This year’s ResourceBank HR & Business Forum was aimed at identifying the makings of a successful culture. On the 6th of November, senior professionals from more than forty leading UK and international businesses were in attendance at the Brewery in London to hear from the key speaker, Fran Millar, Head of Winning Behaviours at Team Sky and Richard Pearson, Managing Director of ResourceBank Recruitment.
With attendees including Liverpool FC, Britvic, Home Retail Group, Starbucks, Typhoo Tea, United Biscuits, Rolls-Royce and many more, the goal of the evening was to address three key questions:
What are the key ingredients of a winning team?
What lessons can business & HR leaders learn from sport?
How can these be implemented in a business environment?
By looking at the essential parts of Fran Millar’s talk and exploring Team Sky’s success, we believe we’ve got significant insight into the above questions and have compiled this into the release of our eBook: Reaching Sky High. If you haven’t already, you can download it from our eBook page.
In the following extract from the eBook, we establish the motives behind Team Sky’s formation and examine the success they’ve had to date.
TEAM SKY’S STORY
Before lottery funding in 1997, British Cycling had won only one gold medal in 76 years. This simply wasn’t good enough and a decision was made to address the balance, to become the world’s best. The initial focus on track cycling, the men’s endurance events in particular, was a success. A single gold medal in the cycling disciplines at the Sydney Olympics in 2000 was followed up by two in Athens 2004 and eight in Beijing 2008 – a number which was eventually repeated in London 2012.
With British Cycling’s dominance of the track secured, a new, bigger challenge was needed. In 2009, Sir Dave Brailsford, then the Performance Director of British Cycling, became the General Manager of what would become Team Sky. Focused on the UCI World Tour, it was decided to build a team with a British core that was focused on the development of young riders with potential. Sky were soon identified as the right backer for the project as they wanted to have a positive impact on the sport and leave a lasting legacy. Crucially, they also bought into the ambition of winning the world’s most illustrious tour.
With the sponsorship secured, Team Sky were established. This formation coincided with the setting of two clear objectives for the next five years:
- Win the Tour de France with a clean British rider
- Inspire 1,000,000 more British people to cycle regularly
Through careful recruitment, Team Sky built a team of over twenty riders, containing promising British talent and established international stars, before 2010’s competitions began.

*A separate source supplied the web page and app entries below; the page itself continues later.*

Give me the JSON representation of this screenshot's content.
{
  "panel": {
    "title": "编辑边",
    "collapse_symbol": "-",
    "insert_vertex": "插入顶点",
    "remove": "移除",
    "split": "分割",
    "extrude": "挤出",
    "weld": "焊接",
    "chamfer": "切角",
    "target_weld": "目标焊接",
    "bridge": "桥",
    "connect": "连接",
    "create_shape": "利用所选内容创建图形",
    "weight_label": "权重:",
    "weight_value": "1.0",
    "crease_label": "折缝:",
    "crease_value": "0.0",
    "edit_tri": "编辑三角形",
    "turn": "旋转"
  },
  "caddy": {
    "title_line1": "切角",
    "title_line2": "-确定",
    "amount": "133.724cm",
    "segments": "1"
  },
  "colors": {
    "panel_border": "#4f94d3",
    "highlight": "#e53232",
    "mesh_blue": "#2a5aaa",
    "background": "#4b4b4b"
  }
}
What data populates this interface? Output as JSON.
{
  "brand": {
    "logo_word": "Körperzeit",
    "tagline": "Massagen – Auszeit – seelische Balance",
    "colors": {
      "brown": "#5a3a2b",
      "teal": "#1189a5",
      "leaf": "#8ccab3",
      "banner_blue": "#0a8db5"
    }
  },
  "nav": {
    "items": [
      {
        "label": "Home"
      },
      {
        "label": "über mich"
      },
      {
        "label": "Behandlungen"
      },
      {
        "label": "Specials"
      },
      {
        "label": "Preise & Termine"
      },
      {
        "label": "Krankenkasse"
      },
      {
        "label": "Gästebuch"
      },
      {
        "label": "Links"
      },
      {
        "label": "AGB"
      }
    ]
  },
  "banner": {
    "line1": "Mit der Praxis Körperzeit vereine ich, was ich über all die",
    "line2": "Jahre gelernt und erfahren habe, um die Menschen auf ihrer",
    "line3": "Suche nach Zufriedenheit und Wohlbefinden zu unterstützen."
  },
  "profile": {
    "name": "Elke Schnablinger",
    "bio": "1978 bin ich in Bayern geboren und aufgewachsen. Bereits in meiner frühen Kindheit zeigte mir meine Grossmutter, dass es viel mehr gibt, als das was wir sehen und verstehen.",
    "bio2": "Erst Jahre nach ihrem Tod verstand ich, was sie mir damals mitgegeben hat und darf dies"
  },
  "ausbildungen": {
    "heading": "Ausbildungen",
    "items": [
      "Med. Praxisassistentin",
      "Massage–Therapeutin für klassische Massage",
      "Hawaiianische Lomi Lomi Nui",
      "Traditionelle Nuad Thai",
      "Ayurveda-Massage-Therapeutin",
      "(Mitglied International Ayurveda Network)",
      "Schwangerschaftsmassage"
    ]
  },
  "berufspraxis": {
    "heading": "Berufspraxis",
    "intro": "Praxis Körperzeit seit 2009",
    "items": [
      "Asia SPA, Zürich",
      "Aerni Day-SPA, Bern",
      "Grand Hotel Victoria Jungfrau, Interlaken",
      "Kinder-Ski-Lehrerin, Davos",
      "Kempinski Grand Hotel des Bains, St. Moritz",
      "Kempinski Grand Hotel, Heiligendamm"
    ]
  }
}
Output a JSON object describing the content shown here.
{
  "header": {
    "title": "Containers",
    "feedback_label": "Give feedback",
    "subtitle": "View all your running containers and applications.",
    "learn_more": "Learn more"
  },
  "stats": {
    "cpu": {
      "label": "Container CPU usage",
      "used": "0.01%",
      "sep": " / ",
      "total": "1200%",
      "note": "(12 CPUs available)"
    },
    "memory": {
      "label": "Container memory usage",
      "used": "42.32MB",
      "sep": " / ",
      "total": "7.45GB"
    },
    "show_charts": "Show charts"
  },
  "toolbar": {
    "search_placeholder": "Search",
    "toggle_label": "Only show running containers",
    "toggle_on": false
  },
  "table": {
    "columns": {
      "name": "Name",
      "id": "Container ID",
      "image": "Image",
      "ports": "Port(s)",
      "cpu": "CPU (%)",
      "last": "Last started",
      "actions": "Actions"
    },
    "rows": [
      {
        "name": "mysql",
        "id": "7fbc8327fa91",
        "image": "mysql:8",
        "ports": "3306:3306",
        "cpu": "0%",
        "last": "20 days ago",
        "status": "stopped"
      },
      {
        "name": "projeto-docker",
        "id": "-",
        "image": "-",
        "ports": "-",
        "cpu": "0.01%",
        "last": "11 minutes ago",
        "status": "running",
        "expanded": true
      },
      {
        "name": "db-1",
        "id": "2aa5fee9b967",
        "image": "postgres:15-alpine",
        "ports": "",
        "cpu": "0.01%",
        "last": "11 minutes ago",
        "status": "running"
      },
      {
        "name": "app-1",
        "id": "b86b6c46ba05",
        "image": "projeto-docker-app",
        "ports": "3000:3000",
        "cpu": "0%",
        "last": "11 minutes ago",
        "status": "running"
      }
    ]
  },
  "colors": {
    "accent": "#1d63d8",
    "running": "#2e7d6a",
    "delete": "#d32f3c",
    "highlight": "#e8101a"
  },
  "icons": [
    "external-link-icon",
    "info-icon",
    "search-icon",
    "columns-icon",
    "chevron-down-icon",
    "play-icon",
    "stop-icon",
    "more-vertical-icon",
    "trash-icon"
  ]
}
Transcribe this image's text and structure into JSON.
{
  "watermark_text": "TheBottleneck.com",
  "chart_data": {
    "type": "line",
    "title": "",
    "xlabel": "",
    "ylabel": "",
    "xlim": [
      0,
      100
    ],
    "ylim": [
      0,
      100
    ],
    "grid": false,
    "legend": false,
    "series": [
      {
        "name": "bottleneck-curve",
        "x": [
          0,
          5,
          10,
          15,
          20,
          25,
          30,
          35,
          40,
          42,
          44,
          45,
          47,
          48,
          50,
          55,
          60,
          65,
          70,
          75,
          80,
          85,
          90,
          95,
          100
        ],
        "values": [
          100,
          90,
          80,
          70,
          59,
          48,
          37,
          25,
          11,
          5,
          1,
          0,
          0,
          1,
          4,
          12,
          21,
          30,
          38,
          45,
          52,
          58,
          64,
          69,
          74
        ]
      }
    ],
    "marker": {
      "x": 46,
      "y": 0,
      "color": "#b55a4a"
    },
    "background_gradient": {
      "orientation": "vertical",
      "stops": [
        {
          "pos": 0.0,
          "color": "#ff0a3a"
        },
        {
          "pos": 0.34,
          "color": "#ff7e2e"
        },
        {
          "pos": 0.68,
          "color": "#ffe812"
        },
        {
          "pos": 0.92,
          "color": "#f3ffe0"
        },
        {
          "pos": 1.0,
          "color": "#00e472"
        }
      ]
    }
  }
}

Team Sky secured 22 victories and 50 additional podium places in their first competitive season. While a success by any measure, it wasn’t until 2012, when Bradley Wiggins won the Tour de France two years into the team’s five year aim, that Team Sky reached their primary goal. The first British winner in the Tour’s history was soon followed by the second, as another Team Sky member Chris Froome claimed the yellow jersey at the 2013 Tour. The team had achieved their initial objective twice, with two years to spare.
The popularity of cycling within the UK has surged along with Team Sky’s success. British Cycling announced in December 2013 that results from Sport England’s Active People survey showed that two million adults were riding bikes at least once a week. While the well-documented results of Team Sky will have contributed massively, this was also aided by organised Sky Rides, increased coaching at youth level and partnerships with local authorities. Sky’s legacy is undoubtedly taking shape.Fran Millar believes that Team Sky achieved this success because they found the right people, created the right conditions and established clear, key principles that can be applied to industries far and wide, not just sporting bodies.
So, what are the principles that enabled Team Sky’s success and how can businesses follow their lead?
While we’ll be discussing these questions in further extracts here on site over the next few weeks, to view the complete eBook head to the dedicated Reaching Sky High page.